“I’m delighted to meet you”, he tells her, his voice deep, rich and aristocratic. Chrissie is wearing an expression Alex has seen before on too many occasions, like a child with the run of a sweet shop. “Come on Alex. Let’s all go and get some food. We should sit down or we won’t get a table. The firm that supplies these hog roasts is something else, you know. All their carcasses bear a trade mark. I saw it come in on the truck, proudly displaying a shield in blue ink on its rear end.”

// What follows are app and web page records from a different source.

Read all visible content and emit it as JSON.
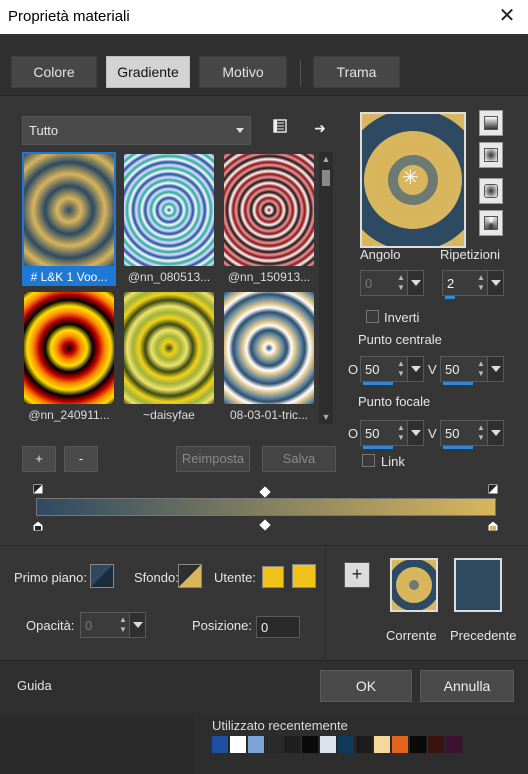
{
  "window": {
    "title": "Proprietà materiali",
    "close_symbol": "✕"
  },
  "tabs": [
    {
      "label": "Colore",
      "active": false
    },
    {
      "label": "Gradiente",
      "active": true
    },
    {
      "label": "Motivo",
      "active": false
    },
    {
      "label": "Trama",
      "active": false
    }
  ],
  "category": {
    "selected": "Tutto"
  },
  "icons": {
    "library": "library-icon",
    "next": "arrow-right-icon",
    "center": "crosshair-icon"
  },
  "gradients": [
    {
      "label": "# L&K 1 Voo...",
      "colors": [
        "#2c4a63",
        "#d8b45b"
      ],
      "rings": 3,
      "selected": true
    },
    {
      "label": "@nn_080513...",
      "colors": [
        "#1c4f9e",
        "#ffffff",
        "#2aa7a0",
        "#e0e0ff"
      ],
      "rings": 6,
      "selected": false
    },
    {
      "label": "@nn_150913...",
      "colors": [
        "#8c0f12",
        "#ffffff",
        "#2a0a0a",
        "#e59b9b"
      ],
      "rings": 6,
      "selected": false
    },
    {
      "label": "@nn_240911...",
      "colors": [
        "#000000",
        "#c00000",
        "#ff8a00",
        "#ffe000"
      ],
      "rings": 3,
      "selected": false
    },
    {
      "label": "~daisyfae",
      "colors": [
        "#3b4a12",
        "#f1d21c",
        "#9fb23a",
        "#efe36a"
      ],
      "rings": 3,
      "selected": false
    },
    {
      "label": "08-03-01-tric...",
      "colors": [
        "#2f4e68",
        "#ffffff",
        "#d8bd80",
        "#6a8fa8"
      ],
      "rings": 4,
      "selected": false
    }
  ],
  "list_buttons": {
    "add": "+",
    "remove": "-",
    "reset": "Reimposta",
    "save": "Salva"
  },
  "properties": {
    "angle_label": "Angolo",
    "angle": "0",
    "repeats_label": "Ripetizioni",
    "repeats": "2",
    "invert_label": "Inverti",
    "center_label": "Punto centrale",
    "center_h": "50",
    "center_v": "50",
    "focal_label": "Punto focale",
    "focal_h": "50",
    "focal_v": "50",
    "h_prefix": "O",
    "v_prefix": "V",
    "link_label": "Link"
  },
  "editor": {
    "start_color": "#2e4a63",
    "end_color": "#d9b65c"
  },
  "bottom": {
    "foreground_label": "Primo piano:",
    "background_label": "Sfondo:",
    "user_label": "Utente:",
    "user_color": "#f2c21a",
    "opacity_label": "Opacità:",
    "opacity": "0",
    "position_label": "Posizione:",
    "position": "0",
    "add_symbol": "+",
    "current_label": "Corrente",
    "previous_label": "Precedente",
    "previous_color": "#2f4a5e"
  },
  "footer": {
    "help": "Guida",
    "ok": "OK",
    "cancel": "Annulla"
  },
  "recent": {
    "label": "Utilizzato recentemente",
    "colors": [
      "#1d4fa3",
      "#ffffff",
      "#7aa3d6",
      "#2a2a2a",
      "#1f1f1f",
      "#0a0a0a",
      "#dde3ea",
      "#0f3a5e",
      "#1c1c1c",
      "#f6d89a",
      "#e3631c",
      "#0a0a0a",
      "#3a140c",
      "#3c1030"
    ]
  }
}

She follows the two of them outside and over to the counter, where a queue has formed for rolls stuffed with hot, greasy pork, crisp crackling and sweet apple sauce. Next to them in the line a woman is also explaining to her companion that each hog carcass is etched with a code in some kind of hieroglyphics detailing the heritage of the pig, its lineage and place of birth. “It seems almost indecent, doesn’t it?” she laughs. “As if we were eating someone we’ve been introduced to!” Her friend is chuckling and Alex feels a slight nausea at the idea of the greasy meat topped with crisp, bubbly crackling. Ahead of her she can see Chrissie and Simon sharing a joke or an intimacy, her head tilted up towards his, her lips parted in a smile. The familiarity of this scene makes her weary. She breaks free of the queue and walks down to the end of the lawn to sit on a bench in the shade.

Read Part 2 of ‘The Crackling Feast’, the conclusion, next Sunday-